Keeping the right perspective is crucial in times of hardship. But this is no easy task. The faces of poverty that I encounter are masks that I can only attempt to wear, look through and understand. What I can never fully replicate or grasp are the experiences that match up with and inform the perspectives and attitudes exhibited by my Badjao brothers and sisters.
In the first place, how could I? I willingly “volunteered” to be put in my community, to handle these difficult situations. I have the luxury of choice and they, unfortunately, do not.
As obvious as this appeared going into the Peace Corps, it is hard to remain objective and detached. After two years, I am no longer a stranger in my community or to the Filipinos with whom I work and help support. Thus, I try hard to accept my limitations, appreciate and understand our differences, and work best within these constructs. Bahala na ’to.
After Pedring and Quiel, I was sitting on the concrete under one of the makeshift tents on the bridge trying to be present and supportive. But deep down inside I was crushed. In a selfish way, I wanted the community to be more outwardly disappointed. How many times is this same scene going to repeat itself?
The only complaint I heard was from a male pearl vendor who said it was a bit chilly at night. That was it. I thought about it. As a poor, displaced, ethnic tribe, what could they do? Life was back to normal.

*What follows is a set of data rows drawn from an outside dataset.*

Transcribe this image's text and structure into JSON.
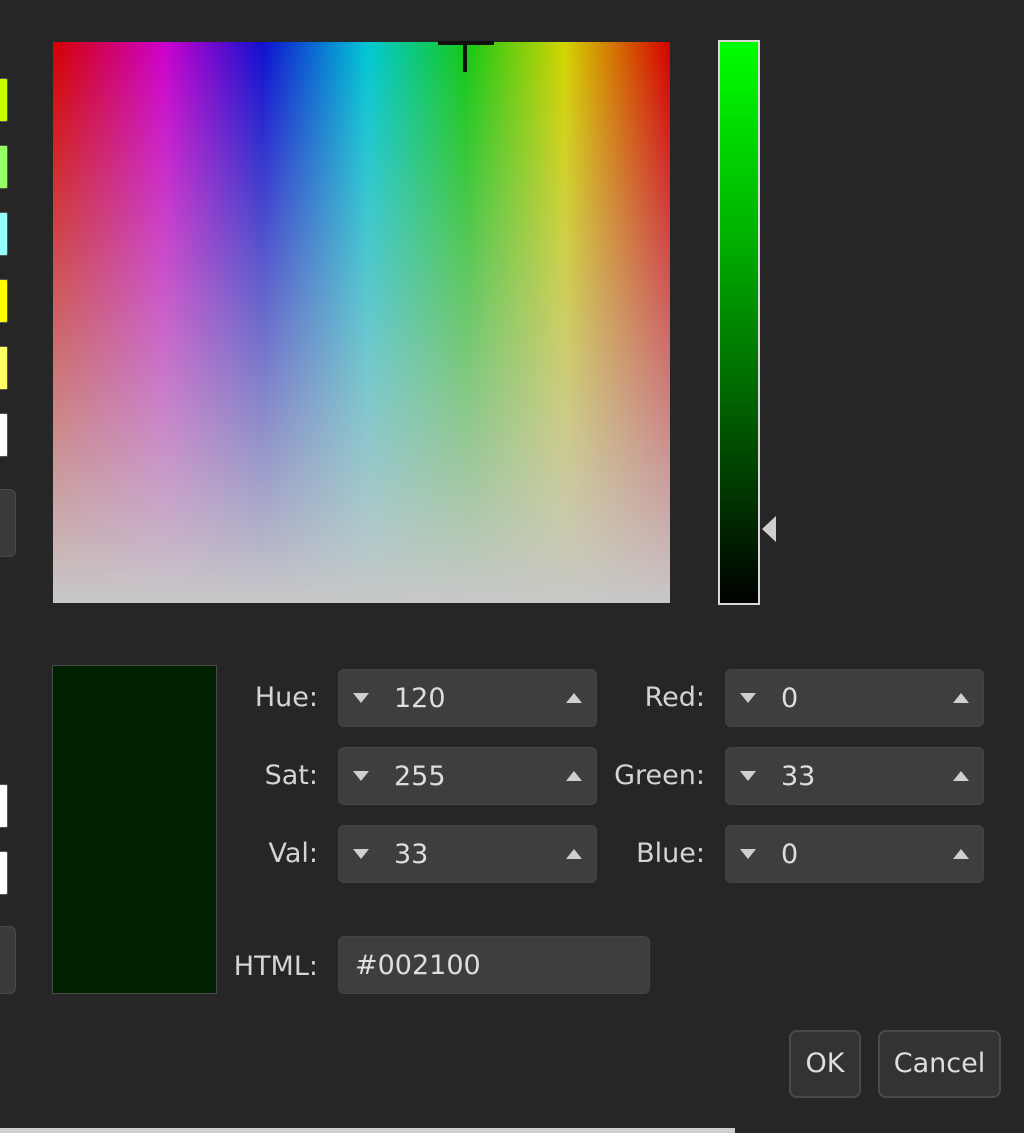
{
  "colors": {
    "current": "#002100",
    "swatches": [
      "#c8ff00",
      "#96ff64",
      "#96ffff",
      "#ffff00",
      "#ffff64",
      "#ffffff",
      "#ffffff",
      "#ffffff"
    ]
  },
  "fields": {
    "hue": {
      "label": "Hue:",
      "value": "120"
    },
    "sat": {
      "label": "Sat:",
      "value": "255"
    },
    "val": {
      "label": "Val:",
      "value": "33"
    },
    "red": {
      "label": "Red:",
      "value": "0"
    },
    "green": {
      "label": "Green:",
      "value": "33"
    },
    "blue": {
      "label": "Blue:",
      "value": "0"
    },
    "html": {
      "label": "HTML:",
      "value": "#002100"
    }
  },
  "buttons": {
    "ok": "OK",
    "cancel": "Cancel"
  },
  "icons": {
    "spin_down": "triangle-down-icon",
    "spin_up": "triangle-up-icon",
    "crosshair": "crosshair-icon",
    "value_pointer": "triangle-left-icon"
  }
}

The kids were still laughing and making fun of my kulot or curly hair. The men still crouched in a circle playing their card games, while women willingly offered me merienda or afternoon snacks. After declining (how could I accept?), I walked up to the new bridge to catch a tricycle back home. As I climbed into a trike, one of our Badjao students chased me down with a bag of cookies and bottled ice tea. How could I decline?

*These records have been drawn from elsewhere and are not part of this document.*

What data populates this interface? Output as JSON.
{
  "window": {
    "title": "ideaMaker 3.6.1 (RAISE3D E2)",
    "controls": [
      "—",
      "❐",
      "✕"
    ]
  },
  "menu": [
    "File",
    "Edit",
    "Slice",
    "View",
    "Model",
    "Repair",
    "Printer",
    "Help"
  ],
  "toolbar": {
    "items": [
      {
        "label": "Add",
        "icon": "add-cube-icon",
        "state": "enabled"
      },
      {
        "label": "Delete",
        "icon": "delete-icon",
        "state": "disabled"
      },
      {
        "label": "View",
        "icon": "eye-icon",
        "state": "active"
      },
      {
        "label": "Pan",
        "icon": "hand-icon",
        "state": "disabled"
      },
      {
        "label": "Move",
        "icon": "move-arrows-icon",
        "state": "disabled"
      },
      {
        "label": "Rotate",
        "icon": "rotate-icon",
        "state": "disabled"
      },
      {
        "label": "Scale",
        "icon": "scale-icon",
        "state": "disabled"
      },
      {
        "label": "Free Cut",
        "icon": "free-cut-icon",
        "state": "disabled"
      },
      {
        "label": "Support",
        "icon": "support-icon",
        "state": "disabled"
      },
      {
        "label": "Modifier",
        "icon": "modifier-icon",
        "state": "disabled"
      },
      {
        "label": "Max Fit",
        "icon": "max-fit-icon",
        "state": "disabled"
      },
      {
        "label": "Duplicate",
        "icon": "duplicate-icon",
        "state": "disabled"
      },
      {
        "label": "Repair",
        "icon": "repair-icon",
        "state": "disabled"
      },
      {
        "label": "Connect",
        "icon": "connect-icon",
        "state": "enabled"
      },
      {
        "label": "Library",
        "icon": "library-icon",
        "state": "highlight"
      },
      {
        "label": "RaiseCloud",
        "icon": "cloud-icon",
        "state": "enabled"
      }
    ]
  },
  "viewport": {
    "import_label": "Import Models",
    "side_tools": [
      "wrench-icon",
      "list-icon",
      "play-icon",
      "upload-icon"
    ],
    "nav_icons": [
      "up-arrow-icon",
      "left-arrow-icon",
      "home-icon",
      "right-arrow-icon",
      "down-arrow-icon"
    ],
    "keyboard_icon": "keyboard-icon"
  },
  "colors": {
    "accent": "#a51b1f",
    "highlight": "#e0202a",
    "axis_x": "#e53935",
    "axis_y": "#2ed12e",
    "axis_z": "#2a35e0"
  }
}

Wow. I was so touched by their humble perspective. In a roundabout way, they were right. They were living proof. Bahala na ’to was not some soft excuse to acquiesce and be content with things as they are. But more of a rallying cry to face all-comers, push forward and continue living.
This too was evident with GLIM. Years worth of action from 2 ordinary citizens, facing daunting odds and wide criticism, paved the way for Badjao honor students, women-led cottage industries, strengthened life-skills and much more.
In only 2 years we have built an agency that is respectable and a community framework that protects dreams and inspires lives. Much has been done against all odds and with limited resources, springing forth the ultimate triumph: hope.
Looking to the future
I said that my goal coming into service was to help deliver a suitable and permanent land to our Badjao community. A place to call home. A place that the Badjaos and GLIM could build and cultivate. In short, a real future.
Disaster mitigation also meant breaking the vicious cycle of poverty and catastrophe by securing a plot of land that offers a true chance for Badjao development. Only then could GLIM start building something lasting and truly fulfill our goal of an empowered, educated, and recognized Badjao base.
Right now, the community has been temporarily relocated to San Simon, Pampanga. Once again having to interrupt their lives, pick up everything, move and start anew. A stable home represents one of the most precious of all human rights. How can we expect a marginalized group to sustain the momentum necessary to grow their own capacities and live peacefully if they are constantly dealing with turmoil, insecurity and public indifference?
With my original Peace Corps commitment finished, and a 5-month service extension ahead, I have already gained a unique and invaluable range of skills and perspectives. Most importantly, I have made friendships that will last a lifetime. The road has been long and the path demanding, but I am a better man because of this experience—the Philippines and the Badjao being my faithful instructors. – Rappler.com